Pay Rs 15L to doctor denied PG seat by PIMS, rules Madras High Court
The bench, in its order, said it is unable to subscribe to the views of the single judge who dismissed the writ petitions relying on the prospectus of PIMS without considering the new regulations.
CHENNAI: Expressing anguish over the rampant commercialisation of medical education and denying admission to a rightful candidate, the Madras High Court ordered compensation of Rs 15 lakh to the candidate to be borne by the institute concerned and the government authorities who failed to take appropriate action.
A division bench of Justices R Subramanian and R Kalaimathi passed the orders recently on an appeal filed by Dr P Sidharthan who was denied admission to a postgraduate course in general medicine by Pondicherry Institute of Medical Sciences (PIMS) in 2017 despite being allotted the seat under government quota.

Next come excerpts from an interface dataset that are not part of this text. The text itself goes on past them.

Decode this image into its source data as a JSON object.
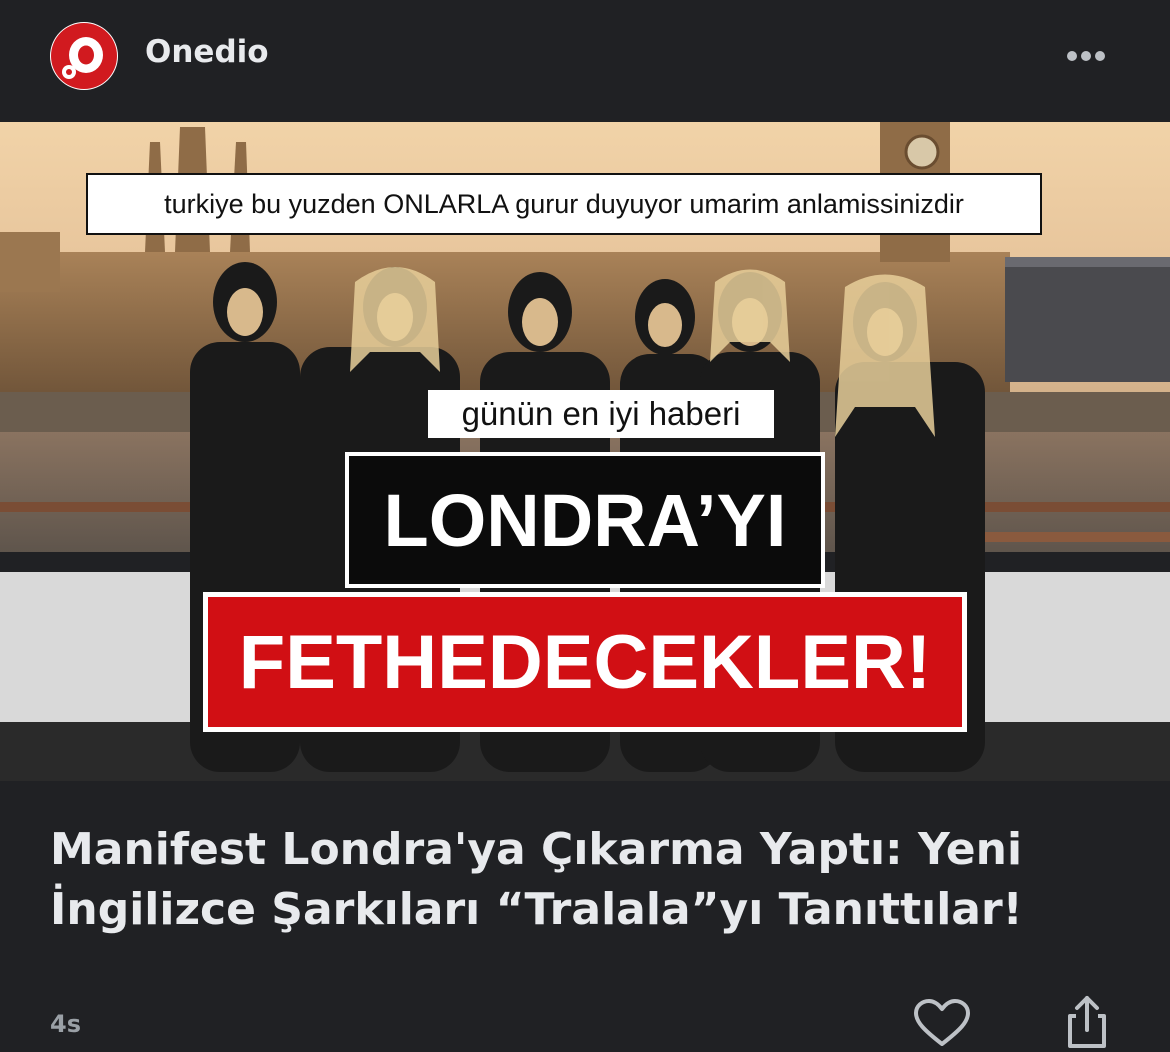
{
  "header": {
    "source_name": "Onedio"
  },
  "thumbnail": {
    "quote_text": "turkiye bu yuzden ONLARLA gurur duyuyor umarim anlamissinizdir",
    "sub_label": "günün en iyi haberi",
    "headline_line1": "LONDRA’YI",
    "headline_line2": "FETHEDECEKLER!"
  },
  "article": {
    "title": "Manifest Londra'ya Çıkarma Yaptı: Yeni İngilizce Şarkıları “Tralala”yı Tanıttılar!",
    "timestamp": "4s"
  },
  "colors": {
    "background": "#202124",
    "brand_red": "#d10f14",
    "text": "#e8eaed",
    "muted": "#9aa0a6"
  },
  "icons": {
    "logo": "onedio-logo",
    "more": "more-horizontal-icon",
    "like": "heart-icon",
    "share": "share-icon"
  }
}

“We are of the opinion that the petitioner is entitled to a monetary compensation, which we fix at Rs 15 lakh. Of this, the college will pay Rs 10 lakh and CENTAC Rs 5 lakh for its inaction,” the bench ordered. It directed the respondents to pay the amount in four weeks.
The case of the petitioner, who is a serving govt doctor, is that he was allotted a seat for MS (general surgery) at PIMS under government quota based on NEET marks in 2017 but the institute denied him admission on the pretext of delay in paying a fee (which was higher than govt fixed amount) and failure to execute a bond for compulsory service for a year after completion of the course. Sidharthan filed two writ petitions which were dismissed, prompting him to file the appeal.
During arguments before the division bench, advocate VBR Menon, appearing for the petitioner, contended that the writ court had overlooked the fact that 50% of seats are to be filled by the state government in private medical colleges and the government fixed fee only be collected.
The bench, in its order, said it is unable to subscribe to the views of the single judge who dismissed the writ petitions relying on the prospectus of PIMS without considering the new regulations.“We express anguish at the manner in which education has been commercialised by unscrupulous private individuals or institutions,” the judges observed.